SEOUL, Feb. 25 (Korea Bizwire) — The United States, France and Taiwan have advised their nationals against all non-essential travel to South Korea, and Hong Kong has joined about half a dozen others in slapping entry restrictions on visitors from the country as it is rocked by a steady increase in coronavirus infections.
South Korea has seen a massive increase in the infection tally over the past week, with the number jumping from about 30 on Feb. 17 to 977 cases as of Tuesday. 11 people have died from the disease.
On Monday (U.S. time), the U.S. Centers for Disease Control and Prevention issued the highest type of travel health notice for South Korea, recommending that Americans avoid all nonessential travel to the country due to the spread of the coronavirus there.
The new action came only two days after the CDC issued a Level 2 “alert” calling for “enhanced precautions” when traveling to South Korea.
The U.S. State Department has raised its travel advisory for Korea by one notch to Level 2 on a four-level scale.
France also marked up its own travel advisory for South Korea from its normal “green” to a “orange” alert level, which is the third highest in its four-tier warning system.
Under this heightened alert level, Paris is recommending that its nationals avoid all nonessential travel to South Korea due to the spread of the coronavirus.

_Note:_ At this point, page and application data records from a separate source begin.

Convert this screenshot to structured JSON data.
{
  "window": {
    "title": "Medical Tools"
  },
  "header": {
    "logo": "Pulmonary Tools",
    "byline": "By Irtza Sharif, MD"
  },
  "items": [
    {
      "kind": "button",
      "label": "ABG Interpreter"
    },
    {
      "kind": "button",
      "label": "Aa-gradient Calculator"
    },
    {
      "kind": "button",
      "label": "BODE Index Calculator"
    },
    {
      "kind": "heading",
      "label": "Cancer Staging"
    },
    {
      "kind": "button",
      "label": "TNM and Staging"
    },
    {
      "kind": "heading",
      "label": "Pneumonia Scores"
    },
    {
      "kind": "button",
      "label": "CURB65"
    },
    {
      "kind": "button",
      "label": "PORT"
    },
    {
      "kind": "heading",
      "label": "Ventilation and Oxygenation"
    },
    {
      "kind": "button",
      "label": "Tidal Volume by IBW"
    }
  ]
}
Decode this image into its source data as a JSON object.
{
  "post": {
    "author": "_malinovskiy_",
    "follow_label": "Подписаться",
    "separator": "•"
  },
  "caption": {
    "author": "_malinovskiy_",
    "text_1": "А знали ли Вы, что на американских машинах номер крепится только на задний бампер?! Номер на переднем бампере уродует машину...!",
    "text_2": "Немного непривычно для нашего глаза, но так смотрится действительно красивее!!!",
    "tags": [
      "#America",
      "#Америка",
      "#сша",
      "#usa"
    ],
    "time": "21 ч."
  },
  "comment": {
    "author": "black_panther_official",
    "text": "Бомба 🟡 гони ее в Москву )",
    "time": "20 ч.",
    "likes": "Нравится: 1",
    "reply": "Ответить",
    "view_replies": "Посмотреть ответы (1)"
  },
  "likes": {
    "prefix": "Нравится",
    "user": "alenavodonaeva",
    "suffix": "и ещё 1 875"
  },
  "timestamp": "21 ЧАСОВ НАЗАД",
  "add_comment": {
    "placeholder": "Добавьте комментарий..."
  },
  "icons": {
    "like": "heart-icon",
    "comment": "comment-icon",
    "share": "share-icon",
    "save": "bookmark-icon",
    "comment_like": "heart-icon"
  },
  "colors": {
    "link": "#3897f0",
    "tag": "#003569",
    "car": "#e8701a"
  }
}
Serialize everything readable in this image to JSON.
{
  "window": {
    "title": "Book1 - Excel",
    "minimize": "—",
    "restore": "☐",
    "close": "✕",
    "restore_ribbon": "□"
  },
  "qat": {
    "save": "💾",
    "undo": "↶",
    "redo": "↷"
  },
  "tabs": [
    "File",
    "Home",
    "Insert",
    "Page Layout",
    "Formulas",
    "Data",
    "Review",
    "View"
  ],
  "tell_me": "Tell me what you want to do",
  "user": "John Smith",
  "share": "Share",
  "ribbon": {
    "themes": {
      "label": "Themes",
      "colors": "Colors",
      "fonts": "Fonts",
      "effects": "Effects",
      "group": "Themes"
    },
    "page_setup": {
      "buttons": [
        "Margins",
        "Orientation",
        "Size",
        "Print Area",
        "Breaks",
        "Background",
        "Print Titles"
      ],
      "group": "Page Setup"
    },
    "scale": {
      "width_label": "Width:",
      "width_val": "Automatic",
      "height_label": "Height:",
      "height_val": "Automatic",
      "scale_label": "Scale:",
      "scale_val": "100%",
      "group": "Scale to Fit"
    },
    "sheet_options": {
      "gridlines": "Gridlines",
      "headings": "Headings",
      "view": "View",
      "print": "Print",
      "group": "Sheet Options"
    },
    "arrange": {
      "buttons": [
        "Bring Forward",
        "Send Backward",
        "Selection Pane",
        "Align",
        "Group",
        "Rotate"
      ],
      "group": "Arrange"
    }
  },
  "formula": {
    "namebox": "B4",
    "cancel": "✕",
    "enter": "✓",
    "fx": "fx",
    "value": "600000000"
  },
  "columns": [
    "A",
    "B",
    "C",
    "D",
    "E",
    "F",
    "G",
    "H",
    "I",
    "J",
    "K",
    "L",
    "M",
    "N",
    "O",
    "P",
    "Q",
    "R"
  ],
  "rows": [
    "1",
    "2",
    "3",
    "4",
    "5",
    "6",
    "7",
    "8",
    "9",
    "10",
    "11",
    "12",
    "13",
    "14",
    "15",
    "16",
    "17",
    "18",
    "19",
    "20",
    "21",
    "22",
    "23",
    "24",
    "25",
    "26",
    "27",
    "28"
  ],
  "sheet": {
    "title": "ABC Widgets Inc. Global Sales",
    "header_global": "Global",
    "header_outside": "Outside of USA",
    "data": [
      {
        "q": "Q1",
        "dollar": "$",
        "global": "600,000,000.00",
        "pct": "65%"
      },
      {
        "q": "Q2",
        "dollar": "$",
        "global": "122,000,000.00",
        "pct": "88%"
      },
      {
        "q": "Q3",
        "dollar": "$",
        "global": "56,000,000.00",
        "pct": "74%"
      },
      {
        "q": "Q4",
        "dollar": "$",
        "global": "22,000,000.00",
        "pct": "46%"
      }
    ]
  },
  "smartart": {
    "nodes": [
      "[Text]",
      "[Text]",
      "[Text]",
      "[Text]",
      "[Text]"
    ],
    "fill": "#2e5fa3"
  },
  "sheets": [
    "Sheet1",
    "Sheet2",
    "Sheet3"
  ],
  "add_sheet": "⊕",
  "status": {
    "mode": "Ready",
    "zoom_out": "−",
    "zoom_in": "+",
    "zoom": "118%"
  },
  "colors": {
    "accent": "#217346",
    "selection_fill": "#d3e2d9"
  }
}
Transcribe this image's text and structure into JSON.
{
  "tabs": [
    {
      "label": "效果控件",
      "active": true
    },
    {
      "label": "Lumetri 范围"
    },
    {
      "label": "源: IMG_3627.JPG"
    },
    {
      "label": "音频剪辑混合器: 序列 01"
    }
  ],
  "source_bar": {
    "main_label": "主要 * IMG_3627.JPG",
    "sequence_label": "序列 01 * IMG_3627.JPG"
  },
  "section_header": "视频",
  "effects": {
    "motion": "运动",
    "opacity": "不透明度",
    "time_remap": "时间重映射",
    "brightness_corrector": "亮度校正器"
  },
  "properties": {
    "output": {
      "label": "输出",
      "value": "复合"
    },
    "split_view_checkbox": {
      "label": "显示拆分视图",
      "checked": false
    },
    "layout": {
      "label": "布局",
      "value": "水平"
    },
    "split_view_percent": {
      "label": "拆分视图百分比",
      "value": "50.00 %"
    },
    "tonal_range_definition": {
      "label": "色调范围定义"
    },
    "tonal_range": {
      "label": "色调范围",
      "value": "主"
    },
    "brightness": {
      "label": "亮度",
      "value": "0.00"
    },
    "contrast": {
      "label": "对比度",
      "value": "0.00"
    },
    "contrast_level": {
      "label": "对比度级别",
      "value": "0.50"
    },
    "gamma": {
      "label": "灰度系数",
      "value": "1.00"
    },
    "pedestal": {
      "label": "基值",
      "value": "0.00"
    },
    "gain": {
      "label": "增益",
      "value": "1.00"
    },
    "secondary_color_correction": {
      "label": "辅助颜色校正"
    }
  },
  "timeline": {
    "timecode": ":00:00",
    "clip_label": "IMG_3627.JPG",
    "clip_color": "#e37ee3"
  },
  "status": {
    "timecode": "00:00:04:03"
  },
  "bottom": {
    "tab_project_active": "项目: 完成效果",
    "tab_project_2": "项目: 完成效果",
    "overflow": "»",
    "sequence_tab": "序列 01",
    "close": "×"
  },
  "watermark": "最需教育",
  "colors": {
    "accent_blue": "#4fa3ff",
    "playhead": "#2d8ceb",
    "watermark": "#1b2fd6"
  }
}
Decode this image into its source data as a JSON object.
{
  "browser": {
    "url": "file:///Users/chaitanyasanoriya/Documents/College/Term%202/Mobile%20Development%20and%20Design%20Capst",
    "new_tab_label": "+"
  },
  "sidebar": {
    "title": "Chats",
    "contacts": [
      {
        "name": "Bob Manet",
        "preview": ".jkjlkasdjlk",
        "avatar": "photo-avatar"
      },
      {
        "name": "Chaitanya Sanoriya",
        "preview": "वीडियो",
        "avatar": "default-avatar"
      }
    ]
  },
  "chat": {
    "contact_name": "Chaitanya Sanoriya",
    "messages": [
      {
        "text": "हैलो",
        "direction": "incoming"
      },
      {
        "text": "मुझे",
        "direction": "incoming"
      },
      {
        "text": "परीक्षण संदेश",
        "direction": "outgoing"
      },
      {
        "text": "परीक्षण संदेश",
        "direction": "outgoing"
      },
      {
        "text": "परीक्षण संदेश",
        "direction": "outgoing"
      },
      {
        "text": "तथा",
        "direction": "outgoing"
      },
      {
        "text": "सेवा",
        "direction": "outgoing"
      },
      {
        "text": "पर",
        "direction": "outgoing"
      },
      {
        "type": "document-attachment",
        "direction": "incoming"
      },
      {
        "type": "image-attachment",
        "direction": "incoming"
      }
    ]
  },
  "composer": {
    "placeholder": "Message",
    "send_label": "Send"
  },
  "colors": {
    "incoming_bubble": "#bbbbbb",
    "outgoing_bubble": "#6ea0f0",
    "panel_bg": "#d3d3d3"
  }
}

Independent of the action taken by the country’s foreign ministry, French education authorities have sent notices to frontline schools to put students who have recently been to South Korea on self quarantine for 14 days, with this rule to be applied if a family member of the student visited South Korea.
Sources said that despite the raising of the travel advisory, French authorities are currently not imposing restrictions on people coming from South Korea, although people showing signs, such as fever and breathing problems, are given contact numbers they can use if their conditions worsen.
In addition, Taiwan has advised its people to avoid all non-essential travel to South Korea, while Japan has issued a similar recommendation against traveling to two provincial areas in South Korea’s southeast where the bulk of recent COVID-19 infectionsehave been reported.
The semi-autonomous Chinese territory of Hong Kong was the latest of 23 countries and regions that have slapped entry bans on or toughened their quarantine processes for Koreans and foreigners with a record of visits to South Korea in the past two weeks.
Seven countries — Israel, Bahrain, Jordan, Kiribati, Hong Kong, Nauru and Mauritius — have imposed bans on visitors from South Korea, according to Seoul’s foreign ministry website.
At least 17 countries — including Britain, Ethiopia, Kyrgyzstan, Turkmenistan, Kazakhstan, Oman, Qatar, Singapore and Thailand — have added South Korea to a list of virus-struck countries subject to tighter entry processes that could include tougher monitoring and mandatory clearance after a 14-day isolation period.
Qingdao, a Chinese city in the eastern province of Shandong, is also checking all passengers from South Korea for the virus.
Mongolia and Kuwait announced a temporary suspension of flights to and from South Korea.
Health authorities of Taiwan, Australia, New Zealand, Canada and Singapore have also adjusted the advisories recommending their people not travel to Korea and its southern city of Daegu and a nearby county, which are responsible for the recent spike in COVID-19 infections.
In a bid to prevent further repercussions, the foreign ministry held a meeting with officials from 103 foreign diplomatic missions in Seoul on Tuesday to brief them on the country’s containment efforts and to call for the countries to refrain from enacting excessive measures, such as entry bans.
“We explained to them our quarantine measures and asked each country to refrain from taking excessive measures out of fear or because of inaccurate understanding of our domestic situation,” Kim Gunn, deputy foreign minister who headed the meeting, told reporters.
Israel, one of the first countries to impose an entry ban, unexpectedly barred some 130 South Koreans who arrived in Tel Aviv on Saturday from entering the country.
The entry ban had come before it officially announced the decision on the entry ban.
Seoul has voiced regret over similar decisions being made by a few countries without prior notice.
On Monday, Israeli authorities flew two chartered flights at their own expense to send back about 400 South Korean tourists stranded there following the entry ban.